Duke is likely to see some zone from Doherty who will want to limit the amount of possessions in this game. If the Heels can use a zone to make Duke work for shots and shorten the game it increases the Heels chances for a win. Doherty used the same tactic in last year's defeat of Duke at Cameron. This year it's almost a must as the Heels lack the speed to keep up with the Devils, particularly in the backcourt.

If Duke is able to force the Heels out of their zone then there will be matchup problems all over the court for the Heels. At the point guard spot, Chris Duhon has a huge quickness advantage over Boone. The coaching staff and team have been urging Duhon to become more aggressive on offense in recent games and you can see it in his play. In the past, Duhon was reticent in driving the lane and when he did, teams were clearly playing him to pass the ball. Look for him to continue to take the ball to the basket and finish as Krzyzewski refines the team's offense.

At the shooting guard, Jason Williams will obviously have a distinct advantage over his defender. If he can play, Jackie Manual may provide an interesting challenge for Williams. Manual's size and long arms may make it tough for Williams to get a good look from the outside, although he may have some trouble stopping Williams' penetration.

The Heels also have a tough decision in defending Duke's forwards, particularly when Will Johnson is in the game. The recent play of Dahntay Jones, who is in coming off three straight games of 15 points or better, has made Duke a much stronger team. Jones' play in the opening minutes of the second half of the Virginia game gave Duke the working margin they needed. Jones is using his athleticism to get into the lane for midrange jumpers. But even more importantly, he's also getting into the lane and distributing.

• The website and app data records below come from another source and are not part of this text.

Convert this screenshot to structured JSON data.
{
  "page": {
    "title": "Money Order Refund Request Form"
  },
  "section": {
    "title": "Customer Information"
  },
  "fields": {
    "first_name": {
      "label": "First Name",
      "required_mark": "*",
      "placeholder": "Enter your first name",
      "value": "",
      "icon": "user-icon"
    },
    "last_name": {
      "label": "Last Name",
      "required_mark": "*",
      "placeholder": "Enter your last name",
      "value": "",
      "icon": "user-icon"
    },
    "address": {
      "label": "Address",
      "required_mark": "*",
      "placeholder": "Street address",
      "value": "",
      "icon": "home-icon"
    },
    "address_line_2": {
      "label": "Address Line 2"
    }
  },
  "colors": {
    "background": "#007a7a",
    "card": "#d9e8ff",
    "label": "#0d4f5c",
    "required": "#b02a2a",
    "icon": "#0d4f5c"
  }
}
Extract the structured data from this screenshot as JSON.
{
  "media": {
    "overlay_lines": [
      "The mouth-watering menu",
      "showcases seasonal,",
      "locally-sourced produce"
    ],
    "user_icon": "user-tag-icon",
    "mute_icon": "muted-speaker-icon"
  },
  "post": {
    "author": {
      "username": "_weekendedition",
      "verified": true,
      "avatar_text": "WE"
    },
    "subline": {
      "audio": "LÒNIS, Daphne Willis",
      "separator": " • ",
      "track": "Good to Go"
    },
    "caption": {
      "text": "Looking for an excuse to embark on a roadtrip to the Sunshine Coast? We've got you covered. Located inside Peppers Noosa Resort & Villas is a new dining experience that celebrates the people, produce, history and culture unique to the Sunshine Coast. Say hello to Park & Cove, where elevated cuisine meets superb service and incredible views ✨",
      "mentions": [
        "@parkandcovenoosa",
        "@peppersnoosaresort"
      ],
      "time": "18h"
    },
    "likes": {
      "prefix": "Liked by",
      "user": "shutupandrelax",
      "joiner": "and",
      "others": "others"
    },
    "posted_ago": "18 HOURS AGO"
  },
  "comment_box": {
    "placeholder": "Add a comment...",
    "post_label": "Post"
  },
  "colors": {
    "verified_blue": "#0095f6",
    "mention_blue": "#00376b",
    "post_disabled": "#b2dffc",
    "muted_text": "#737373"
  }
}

Jones' development means opponents now have two potent wing scorers to defend. For a team like North Carolina, with a limited number of athletic wing players, that can be a tall hurdle. Teams are still likely to place their best defender on Dunleavy and make Jones beat them, but the problem for them is that Jones is rising to the challenge.

The bottom line is that this is a winnable game for UNC, but they have to do a lot of things right. They have to get production out of Lang and get Boozer in foul trouble. They have to use a zone to control the pace of the game. And they have to protect the basketball. If the Heels can limit their turnovers and do all those other things they can win - but they may need a poor shooting night from Duke to do it. If Duke comes out shooting hot, they'll scorch that zone and force Doherty to play their game.

The folks at ESPN have just about worn out that tape of the 1995 Duke - UNC tape in an effort to remind people that when these two teams meet, anything can happen. They may not need to bother. They've underestimated the number of people who may be tuning in hoping to watch the Heels suffer. Thirty some straight years of basketball excellence will generate a significant level of contempt with other fans. Right now the Heels are down and they're getting less sympathy than Linda Lay and her tearful tale of bankruptcy.

Either way, it's a win for ESPN. They'll either get a competitive game from a storied program looking to upset a hated rival, or they'll get folks gawking at the carnage. I'm kind of hoping for the carnage.